Michael P. Tremoglie Feb. 17, 2012, 2:00pm
PORTLAND, Ore. (Legal Newsline) - A school bus driver who filed a complaint with the National Labor Relations Board has obtained a settlement.
A condition of the Thursday settlement is that the union officials must take a class in workers' rights.
Marc Van Liedekerke, along with his co-workers, had been threatened with termination by officials of the Amalgamated Transit Union Local 757 for declining to join the union.
He was employed as a driver by the First Student/Laidlaw Transit Inc. He filed federal charges after ATU organizers said union membership was necessary to keep his job. The National Right to Work Foundation, a workers' rights advocacy group, provided legal assistance to him to file his complaint.
The charges were filed with the NLRB regional office in Seattle, which investigated the charges and issued a complaint against Local 757.
Because Oregon does not have Right to Work protections for its workers, employees can be forced to pay part of union dues as a condition of employment. However, union officials cannot demand formal union membership from a worker as a requirement to keep a job.
ATU officials also refused to provide workers the legal disclosure informing workers how their forced-dues money was going. The Supreme Court case Communications Workers v. Beck holds that workers who are not union members cannot be forced to pay for union activities unrelated to workplace bargaining, such as politics and political lobbying.
ATU officials settled the complaint with the NLRB by ceasing their coercive practices and stop confiscating excessive union dues and fees. But, because of the nature of the violations the NLRB took the extraordinary step of requiring union officials to attend a class on workers' rights regarding union membership and collecting of union dues.
"We are pleased that the NLRB is requiring ATU Local 757 union bosses to stop their illegal practices and to learn about respecting workers' rights," said Mark Mix, President of National Right to Work.

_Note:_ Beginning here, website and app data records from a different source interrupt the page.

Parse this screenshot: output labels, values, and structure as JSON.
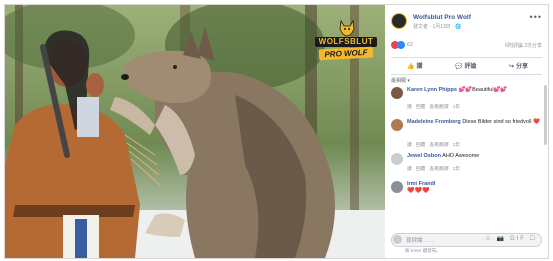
{
  "photo": {
    "logo_top": "WOLFSBLUT",
    "logo_bottom": "PRO WOLF"
  },
  "post": {
    "page_name": "Wolfsblut Pro Wolf",
    "meta": "發文者 · 1月13日 · 🌐",
    "more": "•••",
    "reaction_count": "62",
    "stats": "6則評論 2次分享",
    "actions": {
      "like": "讚",
      "comment": "評論",
      "share": "分享"
    },
    "filter": "最相關 ▾"
  },
  "comments": [
    {
      "name": "Karen Lynn Phipps",
      "text": " 💕💕Beautiful💕💕",
      "meta": [
        "讚",
        "回覆",
        "查看翻譯",
        "1年"
      ]
    },
    {
      "name": "Madeleine Fromberg",
      "text": " Diese Bilder sind so friedvoll ❤️",
      "meta": [
        "讚",
        "回覆",
        "查看翻譯",
        "1年"
      ]
    },
    {
      "name": "Jewel Osbon",
      "text": " AHO Awesome",
      "meta": [
        "讚",
        "回覆",
        "查看翻譯",
        "1年"
      ]
    },
    {
      "name": "Irmi Frandl",
      "text": "❤️❤️❤️",
      "meta": []
    }
  ],
  "composer": {
    "placeholder": "寫評論……",
    "hint": "按 Enter 鍵發布。",
    "icons": "☺ 📷 GIF ☐"
  },
  "colors": {
    "link": "#385898",
    "gold": "#f3b92a"
  }
}
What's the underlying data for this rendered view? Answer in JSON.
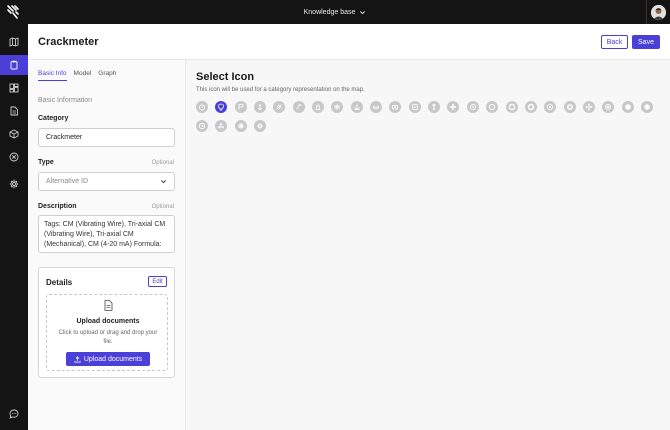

"However, this remedy can only go so far to protecting Oregon's workers, as the Beaver State desperately needs a Right to Work law to protect workers from forced unionism abuses like this in the future and make it less difficult for workers to hold union officials accountable."